**Problem:**
Give back every record that follows, exactly as written.

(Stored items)
* * *

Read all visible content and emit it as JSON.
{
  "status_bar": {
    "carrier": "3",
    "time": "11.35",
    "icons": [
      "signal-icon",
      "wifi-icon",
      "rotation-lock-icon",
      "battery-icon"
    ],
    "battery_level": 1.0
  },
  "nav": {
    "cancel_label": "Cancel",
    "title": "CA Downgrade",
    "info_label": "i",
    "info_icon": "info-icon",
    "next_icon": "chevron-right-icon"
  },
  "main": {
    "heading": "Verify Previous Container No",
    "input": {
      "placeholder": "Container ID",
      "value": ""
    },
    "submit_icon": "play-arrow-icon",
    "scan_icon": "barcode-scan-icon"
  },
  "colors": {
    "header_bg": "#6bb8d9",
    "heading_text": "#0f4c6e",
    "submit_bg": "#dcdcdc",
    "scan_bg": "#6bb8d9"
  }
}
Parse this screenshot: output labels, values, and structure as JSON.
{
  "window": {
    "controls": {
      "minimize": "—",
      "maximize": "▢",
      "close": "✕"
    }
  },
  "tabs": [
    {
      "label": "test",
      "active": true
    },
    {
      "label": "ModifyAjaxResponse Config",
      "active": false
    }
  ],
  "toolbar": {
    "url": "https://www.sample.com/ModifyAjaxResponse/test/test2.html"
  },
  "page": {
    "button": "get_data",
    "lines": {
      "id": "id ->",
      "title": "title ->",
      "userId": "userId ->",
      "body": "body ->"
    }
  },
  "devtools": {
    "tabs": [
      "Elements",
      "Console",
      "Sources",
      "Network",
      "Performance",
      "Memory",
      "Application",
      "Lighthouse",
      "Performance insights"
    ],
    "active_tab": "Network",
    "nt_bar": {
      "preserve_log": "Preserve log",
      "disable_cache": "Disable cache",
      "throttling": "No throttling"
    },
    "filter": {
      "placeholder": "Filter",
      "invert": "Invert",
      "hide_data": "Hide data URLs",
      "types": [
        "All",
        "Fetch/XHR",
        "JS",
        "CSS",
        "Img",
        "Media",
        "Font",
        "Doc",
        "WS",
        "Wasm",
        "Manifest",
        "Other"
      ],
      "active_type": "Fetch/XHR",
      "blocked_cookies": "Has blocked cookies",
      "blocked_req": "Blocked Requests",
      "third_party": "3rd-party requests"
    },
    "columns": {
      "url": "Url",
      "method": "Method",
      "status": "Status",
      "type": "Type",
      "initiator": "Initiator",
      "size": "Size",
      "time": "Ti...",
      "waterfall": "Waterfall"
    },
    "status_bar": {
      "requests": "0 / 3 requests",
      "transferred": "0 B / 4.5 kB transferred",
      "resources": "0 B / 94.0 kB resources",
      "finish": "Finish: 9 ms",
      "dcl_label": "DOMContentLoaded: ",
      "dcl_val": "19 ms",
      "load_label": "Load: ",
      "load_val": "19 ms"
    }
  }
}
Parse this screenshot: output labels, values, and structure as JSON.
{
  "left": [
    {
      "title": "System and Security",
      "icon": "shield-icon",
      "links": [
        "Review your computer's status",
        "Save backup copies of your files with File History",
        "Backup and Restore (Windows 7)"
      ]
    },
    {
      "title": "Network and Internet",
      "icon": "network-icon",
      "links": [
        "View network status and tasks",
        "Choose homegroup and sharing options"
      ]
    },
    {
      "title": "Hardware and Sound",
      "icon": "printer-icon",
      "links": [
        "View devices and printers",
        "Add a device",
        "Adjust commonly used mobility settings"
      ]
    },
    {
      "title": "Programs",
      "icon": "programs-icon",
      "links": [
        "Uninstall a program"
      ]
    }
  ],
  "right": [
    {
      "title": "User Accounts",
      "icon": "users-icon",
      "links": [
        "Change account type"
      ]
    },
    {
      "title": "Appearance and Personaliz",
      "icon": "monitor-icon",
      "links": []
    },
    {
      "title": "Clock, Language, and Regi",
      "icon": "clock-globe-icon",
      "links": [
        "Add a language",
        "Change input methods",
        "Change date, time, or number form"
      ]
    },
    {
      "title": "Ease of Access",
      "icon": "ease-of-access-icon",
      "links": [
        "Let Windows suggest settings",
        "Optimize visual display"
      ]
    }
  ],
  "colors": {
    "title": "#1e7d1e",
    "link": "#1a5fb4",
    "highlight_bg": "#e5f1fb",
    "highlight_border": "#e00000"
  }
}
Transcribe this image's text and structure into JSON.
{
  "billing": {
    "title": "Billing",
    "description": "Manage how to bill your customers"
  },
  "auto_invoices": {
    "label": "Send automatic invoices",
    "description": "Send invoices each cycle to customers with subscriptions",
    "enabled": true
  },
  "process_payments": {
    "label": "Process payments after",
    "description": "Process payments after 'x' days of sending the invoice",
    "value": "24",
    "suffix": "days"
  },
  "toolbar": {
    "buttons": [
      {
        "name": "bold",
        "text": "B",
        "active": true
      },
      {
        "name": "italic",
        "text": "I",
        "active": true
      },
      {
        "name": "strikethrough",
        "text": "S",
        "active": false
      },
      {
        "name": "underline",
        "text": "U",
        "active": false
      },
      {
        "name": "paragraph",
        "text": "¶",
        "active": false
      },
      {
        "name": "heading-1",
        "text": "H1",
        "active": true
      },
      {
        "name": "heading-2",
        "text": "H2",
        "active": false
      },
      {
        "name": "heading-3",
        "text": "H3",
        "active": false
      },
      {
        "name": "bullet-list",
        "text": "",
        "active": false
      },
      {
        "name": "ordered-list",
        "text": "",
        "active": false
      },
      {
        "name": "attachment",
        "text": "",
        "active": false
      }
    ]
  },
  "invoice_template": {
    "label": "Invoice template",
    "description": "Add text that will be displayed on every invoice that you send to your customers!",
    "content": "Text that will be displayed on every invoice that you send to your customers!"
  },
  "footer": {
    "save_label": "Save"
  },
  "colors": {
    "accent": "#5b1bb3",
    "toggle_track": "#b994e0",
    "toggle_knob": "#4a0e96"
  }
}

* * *

**Final answer:**
Read all visible content and emit it as JSON.
{
  "status_bar": {
    "carrier": "3",
    "time": "11.35",
    "icons": [
      "signal-icon",
      "wifi-icon",
      "rotation-lock-icon",
      "battery-icon"
    ],
    "battery_level": 1.0
  },
  "nav": {
    "cancel_label": "Cancel",
    "title": "CA Downgrade",
    "info_label": "i",
    "info_icon": "info-icon",
    "next_icon": "chevron-right-icon"
  },
  "main": {
    "heading": "Verify Previous Container No",
    "input": {
      "placeholder": "Container ID",
      "value": ""
    },
    "submit_icon": "play-arrow-icon",
    "scan_icon": "barcode-scan-icon"
  },
  "colors": {
    "header_bg": "#6bb8d9",
    "heading_text": "#0f4c6e",
    "submit_bg": "#dcdcdc",
    "scan_bg": "#6bb8d9"
  }
}
Parse this screenshot: output labels, values, and structure as JSON.
{
  "window": {
    "controls": {
      "minimize": "—",
      "maximize": "▢",
      "close": "✕"
    }
  },
  "tabs": [
    {
      "label": "test",
      "active": true
    },
    {
      "label": "ModifyAjaxResponse Config",
      "active": false
    }
  ],
  "toolbar": {
    "url": "https://www.sample.com/ModifyAjaxResponse/test/test2.html"
  },
  "page": {
    "button": "get_data",
    "lines": {
      "id": "id ->",
      "title": "title ->",
      "userId": "userId ->",
      "body": "body ->"
    }
  },
  "devtools": {
    "tabs": [
      "Elements",
      "Console",
      "Sources",
      "Network",
      "Performance",
      "Memory",
      "Application",
      "Lighthouse",
      "Performance insights"
    ],
    "active_tab": "Network",
    "nt_bar": {
      "preserve_log": "Preserve log",
      "disable_cache": "Disable cache",
      "throttling": "No throttling"
    },
    "filter": {
      "placeholder": "Filter",
      "invert": "Invert",
      "hide_data": "Hide data URLs",
      "types": [
        "All",
        "Fetch/XHR",
        "JS",
        "CSS",
        "Img",
        "Media",
        "Font",
        "Doc",
        "WS",
        "Wasm",
        "Manifest",
        "Other"
      ],
      "active_type": "Fetch/XHR",
      "blocked_cookies": "Has blocked cookies",
      "blocked_req": "Blocked Requests",
      "third_party": "3rd-party requests"
    },
    "columns": {
      "url": "Url",
      "method": "Method",
      "status": "Status",
      "type": "Type",
      "initiator": "Initiator",
      "size": "Size",
      "time": "Ti...",
      "waterfall": "Waterfall"
    },
    "status_bar": {
      "requests": "0 / 3 requests",
      "transferred": "0 B / 4.5 kB transferred",
      "resources": "0 B / 94.0 kB resources",
      "finish": "Finish: 9 ms",
      "dcl_label": "DOMContentLoaded: ",
      "dcl_val": "19 ms",
      "load_label": "Load: ",
      "load_val": "19 ms"
    }
  }
}
Parse this screenshot: output labels, values, and structure as JSON.
{
  "left": [
    {
      "title": "System and Security",
      "icon": "shield-icon",
      "links": [
        "Review your computer's status",
        "Save backup copies of your files with File History",
        "Backup and Restore (Windows 7)"
      ]
    },
    {
      "title": "Network and Internet",
      "icon": "network-icon",
      "links": [
        "View network status and tasks",
        "Choose homegroup and sharing options"
      ]
    },
    {
      "title": "Hardware and Sound",
      "icon": "printer-icon",
      "links": [
        "View devices and printers",
        "Add a device",
        "Adjust commonly used mobility settings"
      ]
    },
    {
      "title": "Programs",
      "icon": "programs-icon",
      "links": [
        "Uninstall a program"
      ]
    }
  ],
  "right": [
    {
      "title": "User Accounts",
      "icon": "users-icon",
      "links": [
        "Change account type"
      ]
    },
    {
      "title": "Appearance and Personaliz",
      "icon": "monitor-icon",
      "links": []
    },
    {
      "title": "Clock, Language, and Regi",
      "icon": "clock-globe-icon",
      "links": [
        "Add a language",
        "Change input methods",
        "Change date, time, or number form"
      ]
    },
    {
      "title": "Ease of Access",
      "icon": "ease-of-access-icon",
      "links": [
        "Let Windows suggest settings",
        "Optimize visual display"
      ]
    }
  ],
  "colors": {
    "title": "#1e7d1e",
    "link": "#1a5fb4",
    "highlight_bg": "#e5f1fb",
    "highlight_border": "#e00000"
  }
}
Transcribe this image's text and structure into JSON.
{
  "billing": {
    "title": "Billing",
    "description": "Manage how to bill your customers"
  },
  "auto_invoices": {
    "label": "Send automatic invoices",
    "description": "Send invoices each cycle to customers with subscriptions",
    "enabled": true
  },
  "process_payments": {
    "label": "Process payments after",
    "description": "Process payments after 'x' days of sending the invoice",
    "value": "24",
    "suffix": "days"
  },
  "toolbar": {
    "buttons": [
      {
        "name": "bold",
        "text": "B",
        "active": true
      },
      {
        "name": "italic",
        "text": "I",
        "active": true
      },
      {
        "name": "strikethrough",
        "text": "S",
        "active": false
      },
      {
        "name": "underline",
        "text": "U",
        "active": false
      },
      {
        "name": "paragraph",
        "text": "¶",
        "active": false
      },
      {
        "name": "heading-1",
        "text": "H1",
        "active": true
      },
      {
        "name": "heading-2",
        "text": "H2",
        "active": false
      },
      {
        "name": "heading-3",
        "text": "H3",
        "active": false
      },
      {
        "name": "bullet-list",
        "text": "",
        "active": false
      },
      {
        "name": "ordered-list",
        "text": "",
        "active": false
      },
      {
        "name": "attachment",
        "text": "",
        "active": false
      }
    ]
  },
  "invoice_template": {
    "label": "Invoice template",
    "description": "Add text that will be displayed on every invoice that you send to your customers!",
    "content": "Text that will be displayed on every invoice that you send to your customers!"
  },
  "footer": {
    "save_label": "Save"
  },
  "colors": {
    "accent": "#5b1bb3",
    "toggle_track": "#b994e0",
    "toggle_knob": "#4a0e96"
  }
}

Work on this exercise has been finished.